Even if the story devolves into melodrama at the end, with a touch of hijinks and too-neat coincidences, the novel exhibits many of Murdoch’s literary strengths: a pacing that is invisible but felt; a capacity for description that is mesmerizing, as in her ornithological marking of time (“the sedge warblers were gone”); the ability to inhabit the standpoint of a variety of characters and bring them to life. It is not a perfect book. Nevertheless, she creates a world that mirrors our own, with all of its cross-pressures and stubborn hopes.
And it will give you some sense of Murdoch’s dead-serious whimsy that when, finally, the ill-fated decisions of key characters leads to an emergency, it is an “intrepid and amphibious nun” who comes to the rescue. The heroine isn’t just religious but a Religious. When Dora was flailing in the lake, her poor decisions threatening to take her under, “across the surface of the lake she saw a black figure...beginning to disrobe. The next moment there was a splash.” Dora’s next memory is the nun, drenched in her underclothes, hauling Dora to shore. “It was certainly a strange scene: most of the men muddied to the waist, two half-drowned women, and Mother Clare swinging the coat over her shoulders.”
While those who had gathered in the precincts of Imber’s grounds were concerned about the incursions of the world, it was the excursions of the amphibious nun that surprised them and saved Dora. The amphibious nun answered the call from inside the cloister, willing to relinquish her modesty and risk a vow for the sake of someone “outside.” Perhaps, in the end, Murdoch could teach us to be amphibious, at home in the not yet but willing to swim out into the now to reach those flailing.
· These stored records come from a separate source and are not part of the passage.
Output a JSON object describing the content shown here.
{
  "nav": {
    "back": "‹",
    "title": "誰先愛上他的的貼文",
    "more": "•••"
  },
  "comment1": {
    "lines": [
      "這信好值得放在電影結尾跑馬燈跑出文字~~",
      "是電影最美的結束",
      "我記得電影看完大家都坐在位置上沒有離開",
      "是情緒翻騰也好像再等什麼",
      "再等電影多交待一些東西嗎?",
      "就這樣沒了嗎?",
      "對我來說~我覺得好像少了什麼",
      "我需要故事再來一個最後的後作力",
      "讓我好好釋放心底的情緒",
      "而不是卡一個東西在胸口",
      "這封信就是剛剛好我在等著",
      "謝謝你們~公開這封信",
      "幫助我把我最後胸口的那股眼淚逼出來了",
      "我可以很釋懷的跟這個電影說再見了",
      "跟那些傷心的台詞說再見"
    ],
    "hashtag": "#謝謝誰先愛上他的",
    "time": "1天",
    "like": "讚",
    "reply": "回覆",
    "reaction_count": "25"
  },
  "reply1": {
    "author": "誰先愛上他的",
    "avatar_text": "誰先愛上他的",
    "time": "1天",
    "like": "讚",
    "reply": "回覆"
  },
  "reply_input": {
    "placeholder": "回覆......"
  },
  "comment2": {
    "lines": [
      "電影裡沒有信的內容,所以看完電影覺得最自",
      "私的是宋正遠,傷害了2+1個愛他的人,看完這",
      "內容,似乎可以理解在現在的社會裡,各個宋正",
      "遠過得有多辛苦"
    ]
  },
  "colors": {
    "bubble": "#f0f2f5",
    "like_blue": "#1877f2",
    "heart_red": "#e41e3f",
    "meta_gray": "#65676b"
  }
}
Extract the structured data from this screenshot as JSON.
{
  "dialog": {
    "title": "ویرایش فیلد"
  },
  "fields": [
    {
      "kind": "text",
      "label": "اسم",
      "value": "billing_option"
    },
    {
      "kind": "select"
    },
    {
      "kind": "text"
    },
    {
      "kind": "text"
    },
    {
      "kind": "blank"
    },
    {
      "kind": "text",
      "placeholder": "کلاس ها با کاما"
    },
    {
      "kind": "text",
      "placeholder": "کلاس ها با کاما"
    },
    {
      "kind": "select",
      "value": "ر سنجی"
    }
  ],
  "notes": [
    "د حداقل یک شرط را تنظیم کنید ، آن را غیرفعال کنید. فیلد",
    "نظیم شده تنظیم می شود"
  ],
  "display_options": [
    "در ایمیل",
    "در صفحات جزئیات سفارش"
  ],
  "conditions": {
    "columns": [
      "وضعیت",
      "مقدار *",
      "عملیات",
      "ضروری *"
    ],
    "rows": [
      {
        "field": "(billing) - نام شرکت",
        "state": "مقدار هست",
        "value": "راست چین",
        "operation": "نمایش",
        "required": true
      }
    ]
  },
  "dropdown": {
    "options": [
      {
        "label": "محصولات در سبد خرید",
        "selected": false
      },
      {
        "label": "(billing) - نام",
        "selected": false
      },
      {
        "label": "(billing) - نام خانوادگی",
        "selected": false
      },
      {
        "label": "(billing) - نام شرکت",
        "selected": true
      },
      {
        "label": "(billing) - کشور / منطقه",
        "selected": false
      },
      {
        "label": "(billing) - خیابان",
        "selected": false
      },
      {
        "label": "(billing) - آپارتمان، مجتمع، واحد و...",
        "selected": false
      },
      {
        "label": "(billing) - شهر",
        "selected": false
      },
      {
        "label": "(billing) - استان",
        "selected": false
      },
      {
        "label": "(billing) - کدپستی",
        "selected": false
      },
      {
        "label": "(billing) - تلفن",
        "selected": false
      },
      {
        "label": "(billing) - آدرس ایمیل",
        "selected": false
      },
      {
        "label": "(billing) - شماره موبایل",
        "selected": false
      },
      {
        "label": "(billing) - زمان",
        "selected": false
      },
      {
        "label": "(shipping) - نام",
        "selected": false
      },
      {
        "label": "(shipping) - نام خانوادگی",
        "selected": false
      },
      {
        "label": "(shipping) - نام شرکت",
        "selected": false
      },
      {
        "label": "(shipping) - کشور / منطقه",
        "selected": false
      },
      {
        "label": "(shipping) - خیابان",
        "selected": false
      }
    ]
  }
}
But such a calling could only be sustained, not merely by “the Good” but by the grace of an amphibious God who stripped himself to nothing and swam to us in the flesh.